Researchers say they have identified risk factors for local failure in patients with locally advanced cervical cancer treated with chemoradiation and MRI-guided adaptive brachytherapy (MR-IGABT). The findings were published in the Journal of Clinical Oncology.
The researchers analyzed data from 1318 patients in the EMBRACE-I study (ClinicalTrials.gov Identifier: NCT00920920) who were treated with external beam radiotherapy, concurrent chemotherapy, and MR-IGABT.
The median follow-up was 52 months. The complete response (CR) rate was 98%. At the 3-month mark, 81 patients had persistent disease. However, 60 of those patients achieved a CR at 6-9 months with no further treatment.
Seventy-seven patients had a local recurrence after CR. When these patients were combined with 21 patients who had persistent disease, there were a total of 98 local failures.
Most (90%) local failures were located inside the MR-IAGBT target volumes. The median survival after local failure was 10 months.
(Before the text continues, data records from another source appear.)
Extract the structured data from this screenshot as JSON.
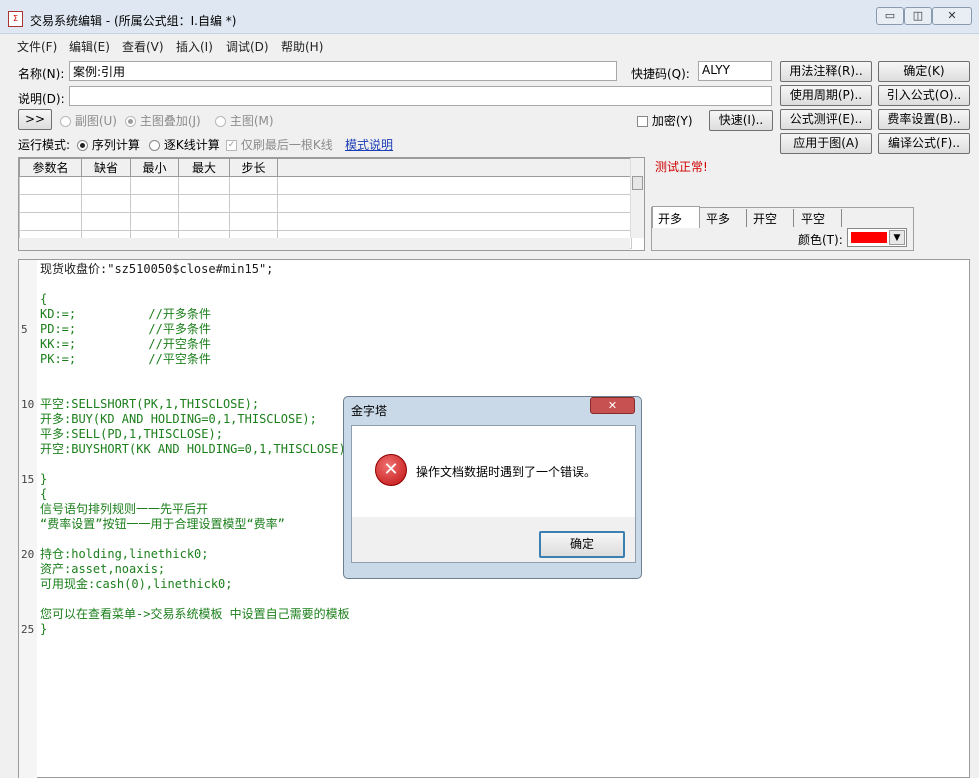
{
  "window": {
    "title": "交易系统编辑 - (所属公式组：I.自编 *)",
    "min_label": "▭",
    "max_label": "◫",
    "close_label": "✕"
  },
  "menu": [
    "文件(F)",
    "编辑(E)",
    "查看(V)",
    "插入(I)",
    "调试(D)",
    "帮助(H)"
  ],
  "form": {
    "name_label": "名称(N):",
    "name_value": "案例:引用",
    "shortcut_label": "快捷码(Q):",
    "shortcut_value": "ALYY",
    "desc_label": "说明(D):",
    "desc_value": "",
    "expand_label": ">>",
    "radio_subchart": "副图(U)",
    "radio_overlay": "主图叠加(J)",
    "radio_main": "主图(M)",
    "encrypt_label": "加密(Y)",
    "run_mode_label": "运行模式:",
    "mode_sequence": "序列计算",
    "mode_bar": "逐K线计算",
    "last_bar_only": "仅刷最后一根K线",
    "mode_help_link": "模式说明"
  },
  "buttons": {
    "usage_notes": "用法注释(R)..",
    "confirm": "确定(K)",
    "usage_period": "使用周期(P)..",
    "import_formula": "引入公式(O)..",
    "formula_test": "公式测评(E)..",
    "fee_settings": "费率设置(B)..",
    "apply_to_chart": "应用于图(A)",
    "compile_formula": "编译公式(F)..",
    "quick": "快速(I).."
  },
  "params_table": {
    "headers": [
      "参数名",
      "缺省",
      "最小",
      "最大",
      "步长"
    ],
    "rows": 4
  },
  "status": {
    "test_ok": "测试正常!"
  },
  "signal_tabs": [
    "开多",
    "平多",
    "开空",
    "平空"
  ],
  "color": {
    "label": "颜色(T):",
    "value": "#ff0000"
  },
  "code_lines": [
    {
      "num": "",
      "text": "现货收盘价:\"sz510050$close#min15\";"
    },
    {
      "num": "",
      "text": ""
    },
    {
      "num": "",
      "text": "{"
    },
    {
      "num": "",
      "text": "KD:=;          //开多条件"
    },
    {
      "num": "5",
      "text": "PD:=;          //平多条件"
    },
    {
      "num": "",
      "text": "KK:=;          //开空条件"
    },
    {
      "num": "",
      "text": "PK:=;          //平空条件"
    },
    {
      "num": "",
      "text": ""
    },
    {
      "num": "",
      "text": ""
    },
    {
      "num": "10",
      "text": "平空:SELLSHORT(PK,1,THISCLOSE);"
    },
    {
      "num": "",
      "text": "开多:BUY(KD AND HOLDING=0,1,THISCLOSE);"
    },
    {
      "num": "",
      "text": "平多:SELL(PD,1,THISCLOSE);"
    },
    {
      "num": "",
      "text": "开空:BUYSHORT(KK AND HOLDING=0,1,THISCLOSE);"
    },
    {
      "num": "",
      "text": ""
    },
    {
      "num": "15",
      "text": "}"
    },
    {
      "num": "",
      "text": "{"
    },
    {
      "num": "",
      "text": "信号语句排列规则一一先平后开"
    },
    {
      "num": "",
      "text": "“费率设置”按钮一一用于合理设置模型“费率”"
    },
    {
      "num": "",
      "text": ""
    },
    {
      "num": "20",
      "text": "持仓:holding,linethick0;"
    },
    {
      "num": "",
      "text": "资产:asset,noaxis;"
    },
    {
      "num": "",
      "text": "可用现金:cash(0),linethick0;"
    },
    {
      "num": "",
      "text": ""
    },
    {
      "num": "",
      "text": "您可以在查看菜单->交易系统模板 中设置自己需要的模板"
    },
    {
      "num": "25",
      "text": "}"
    }
  ],
  "dialog": {
    "title": "金字塔",
    "message": "操作文档数据时遇到了一个错误。",
    "ok": "确定",
    "close_label": "✕"
  }
}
A multivariable analysis revealed several factors associated with a higher risk of local failure, including:
- Maximum tumor dimension at diagnosis (continuous, P <.01)
- The presence of tumor necrosis on MRI at diagnosis (P =.037)
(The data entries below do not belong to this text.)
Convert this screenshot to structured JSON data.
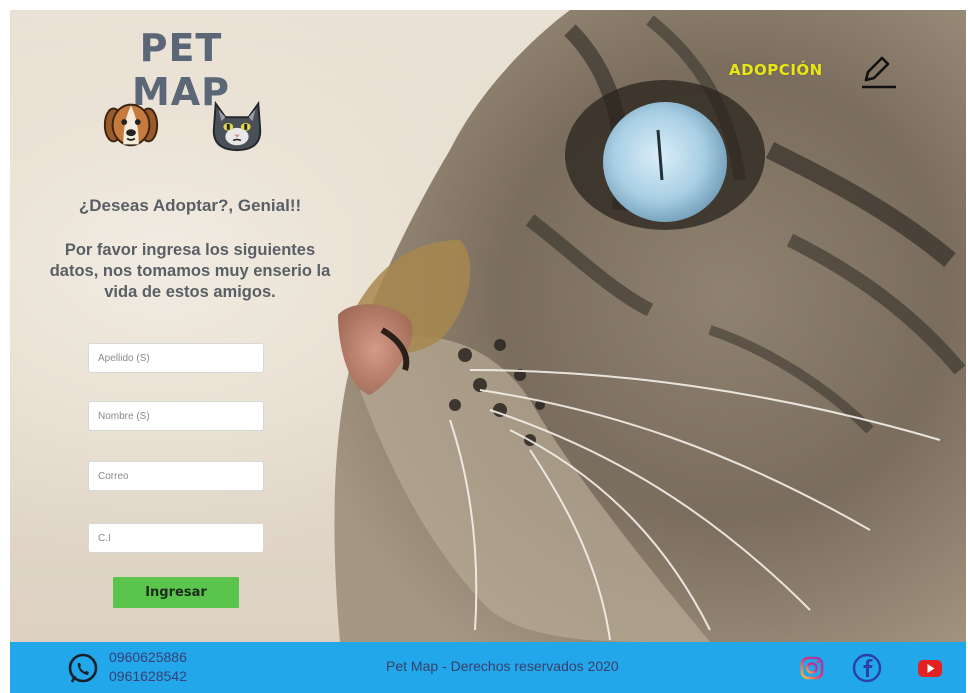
{
  "brand": {
    "name": "PET MAP"
  },
  "icons": {
    "dog": "dog-face-icon",
    "cat": "cat-face-icon",
    "edit": "pencil-icon",
    "whatsapp": "whatsapp-icon",
    "instagram": "instagram-icon",
    "facebook": "facebook-icon",
    "youtube": "youtube-icon"
  },
  "nav": {
    "adopcion": "ADOPCIÓN"
  },
  "intro": {
    "heading": "¿Deseas Adoptar?, Genial!!",
    "description": "Por favor ingresa los siguientes datos, nos tomamos muy enserio la vida de estos amigos."
  },
  "form": {
    "apellido_placeholder": "Apellido (S)",
    "nombre_placeholder": "Nombre (S)",
    "correo_placeholder": "Correo",
    "ci_placeholder": "C.I",
    "submit_label": "Ingresar"
  },
  "footer": {
    "phone_1": "0960625886",
    "phone_2": "0961628542",
    "copyright": "Pet Map - Derechos reservados 2020"
  },
  "colors": {
    "footer_bg": "#22a7ea",
    "nav_accent": "#e8e615",
    "submit_bg": "#5ac44c",
    "brand_text": "#5b6676"
  }
}
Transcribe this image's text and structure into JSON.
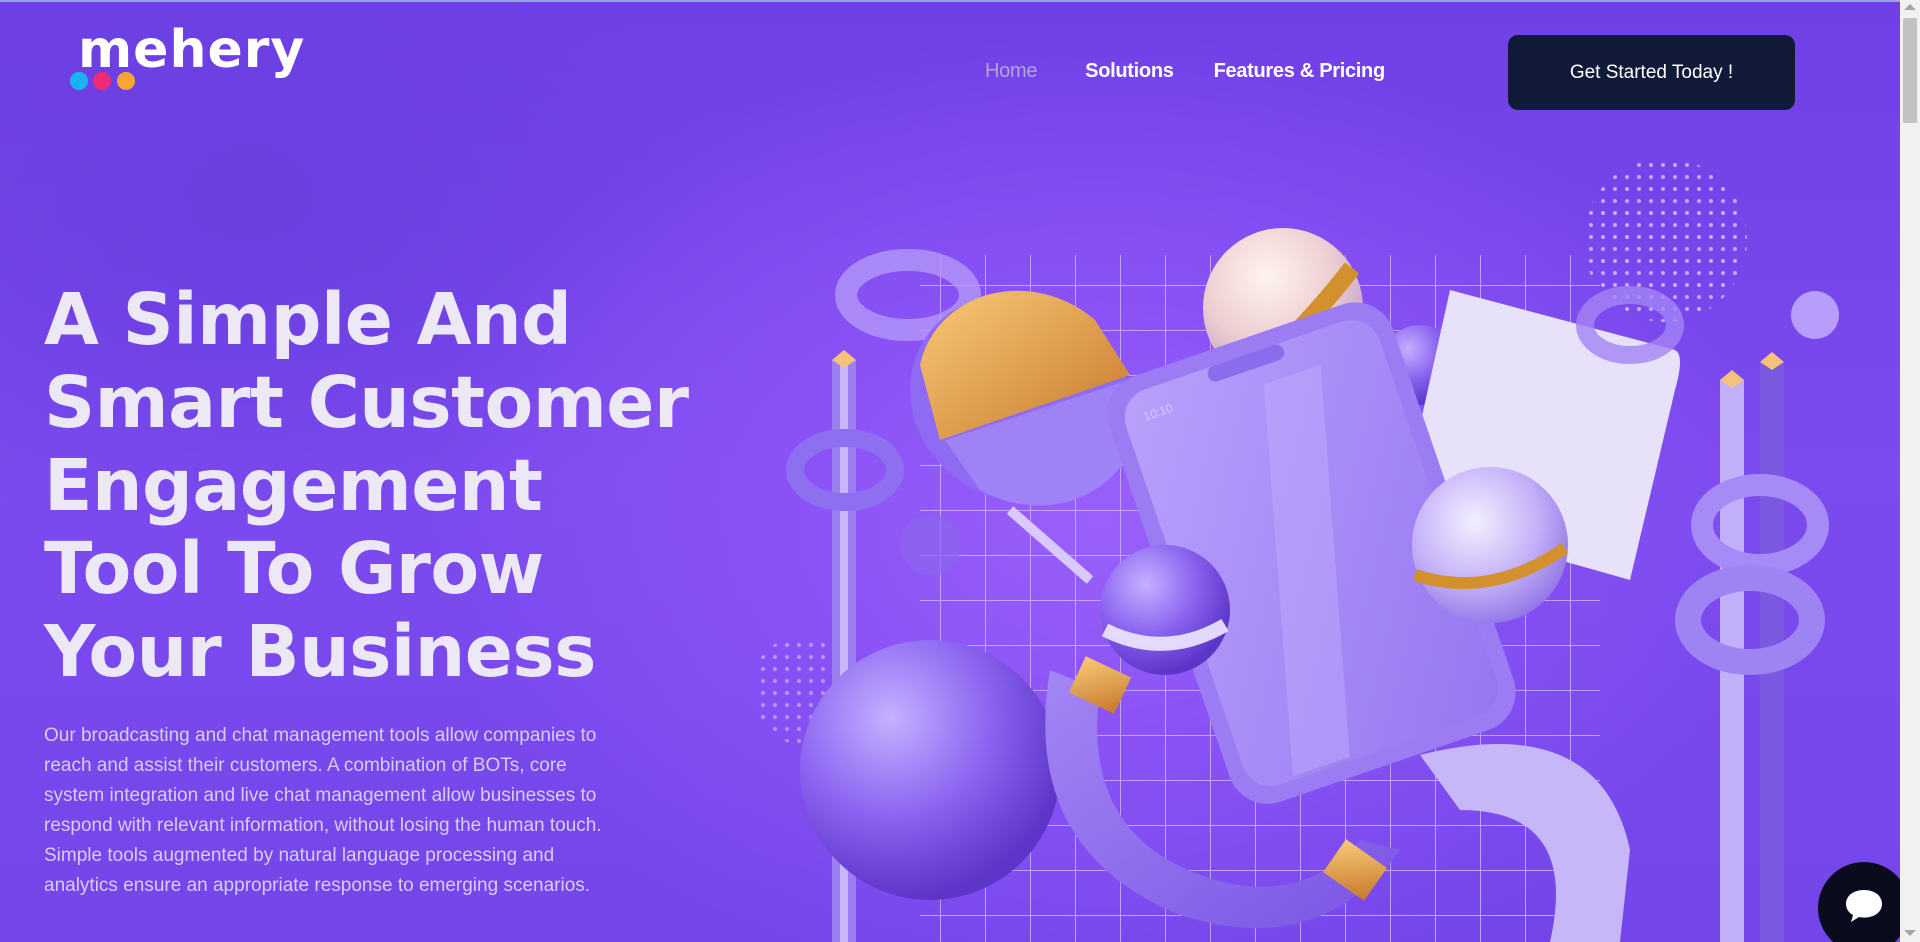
{
  "brand": {
    "name": "mehery",
    "dot_colors": [
      "#18b4f2",
      "#ee2b74",
      "#f7a536"
    ]
  },
  "nav": {
    "items": [
      {
        "label": "Home",
        "active": true
      },
      {
        "label": "Solutions",
        "active": false
      },
      {
        "label": "Features & Pricing",
        "active": false
      }
    ],
    "cta_label": "Get Started Today !"
  },
  "hero": {
    "title": "A Simple And Smart Customer Engagement Tool To Grow Your Business",
    "description": "Our broadcasting and chat management tools allow companies to reach and assist their customers.  A combination of BOTs, core system integration and live chat management allow businesses to respond with relevant information, without losing the human touch. Simple tools augmented by natural language processing and analytics ensure an appropriate response to emerging scenarios."
  },
  "phone": {
    "time": "10:10"
  },
  "chat_widget": {
    "icon": "chat-bubble-icon"
  },
  "colors": {
    "background": "#7747ec",
    "cta_bg": "#121a3a",
    "title_text": "#ece8f5",
    "chat_button": "#0b0b1e"
  }
}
- Adeno/adenosquamous carcinoma vs squamous cell carcinoma (P <.01)
- Uterine corpus infiltration at diagnosis (lower infiltration, P =.03) and at MR-IAGBT (lower infiltration, P =.045)
- Mesorectal infiltration at MR-IGABT (P =.016)
- Overall treatment time (continuous, P =.024)
- Minimal dose to 90% of high-risk clinical target volume (P <.01).
A dose-response analysis indicated that a minimal dose to 90% of 85 Gy to the high-risk clinical target volume led to a 95% local control rate at 3 years in patients with squamous cell histology, compared with an 86% local control rate at 3 years for patients with adenocarcinoma or adenosquamous carcinoma.
“Patients with squamous cell carcinoma have a lower risk of local failure and require lower doses to achieve the same effect than patients with adeno- or adenosquamous carcinoma. Increasing high-risk clinical target volume, however, decreases the absolute effect of a specific dose and decreases the local tumor control probability,” JCO Associate Editor Gini F. Fleming, MD, wrote in a comment about the results.
“Most patients with persistent disease at 3-month follow-up achieved complete remission at a later time with no further treatment. A watch-and-wait policy including gynecologic exam and magnetic resonance imaging can be considered for patients with residual disease that is regressing at 3 months.”
Disclosures: This research was partly supported by Elekta AB and Varian Medical Systems. Some study authors declared affiliations with biotech, pharmaceutical, and/or device companies. Please see the original reference for a full list of disclosures.
Schmid MP, Lindegaard JC, Mahantshetty U, et al. Risk factors for local failure following chemoradiation and magnetic resonance image–guided brachytherapy in locally advanced cervical cancer: Results from the EMBRACE-I study. J Clin Oncol. Published online January 4, 2023. doi:10.1200/JCO.22.01096